In order to make a complete Vesper service, added to Monteverdi's music would have been the parts of the liturgy that change from one feast to another - the chants appropriate for that day - before each of the psalms and the Magnificat. We follow that practice in this performance, using chants for the Feast of the Assumption (August 15). There are two reasons for choosing chants for this particular feast. For one, a major Marian feast, such as this one, might be an appropriate occasion to employ a large ensemble, such as the one Monteverdi requires here. In addition, the Feast of the Assumption occurs at the time of year when Monteverdi was auditioning for his post at St. Mark's, and he almost certainly would have performed the work at that time.
One of the most glorious and moving features of this Vespers is found in the way Monteverdi has chosen to unify it. Like Bach, who draws inspiration from the restrictions of writing in the most complex counterpoint, Monteverdi undertook the forbidding task of building all his major movements - all the psalms, the sonata, the hymn, and the entire Magnificat - upon the traditional Gregorian chants for those texts. In other words, he used the notes of the old chant as a fixed voice (cantus firmus) upon which to build elaborate compositions. This is easiest to hear in the closing Magnificat, where, in one short movement after another, the chant is sung in long notes, while solo singers and instruments perform faster notes around it. This creates a clash of styles - an astonishing variety of "modern" music superimposed upon an old-style technique. The two styles are reconciled with breathtaking beauty, and the technique allows Monteverdi to build an enormous structure that goes beyond anything his contemporaries were able to achieve.
Here are a few details that might be useful while listening:
- The "Nigra sum" (the only solo song in the Vespers) and "Pulchra es" are settings of sensual poetry from the Song of Solomon, poetry which had long been associated allegorically with Mary.
- In "Duo seraphim," two angels, sung by two tenors, are calling to each other across vast space. When the text turns to the Trinity, a third tenor joins them; and at the words, "these three are one," the three voices come together on a single note.
- The "Audi coelum" features a wonderful word-play: from a distance, one tenor echoes the phrase endings of the other, and as he echoes only a part of the last word, he forms a new word as an answer to the first tenor.

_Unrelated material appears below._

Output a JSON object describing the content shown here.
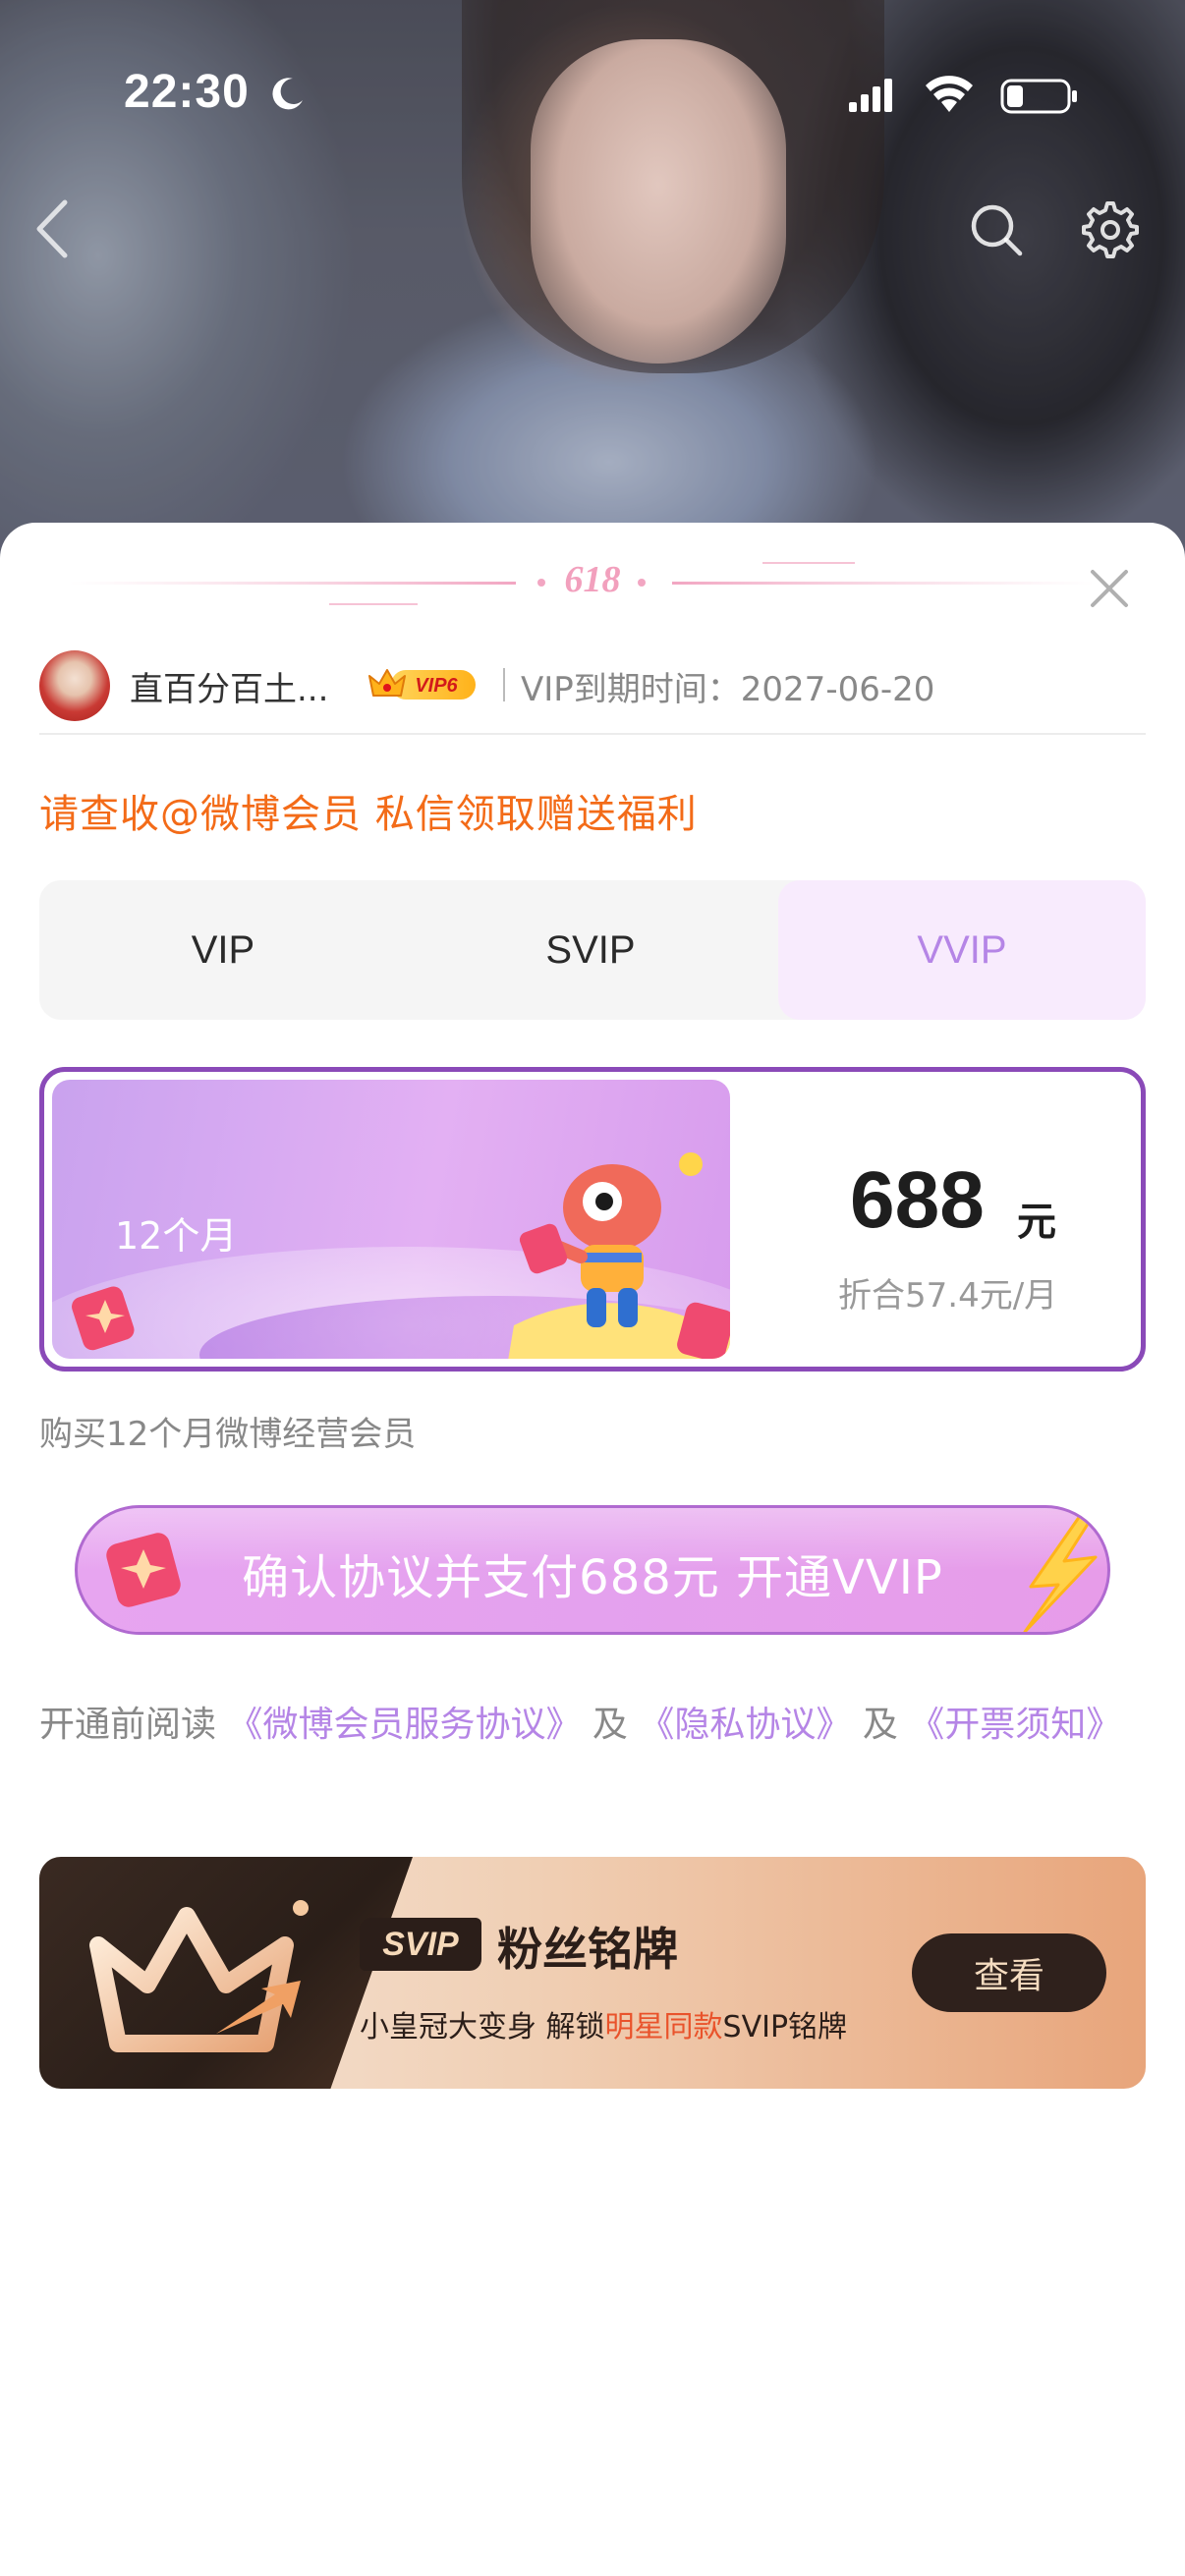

- The Sonata sopra Sancta Maria is the only real instrumental piece in the whole Vespers. As the virtuosic instrumental music unfolds, the sopranos of the chorus repeat a phrase of chant eleven times over constantly varying music.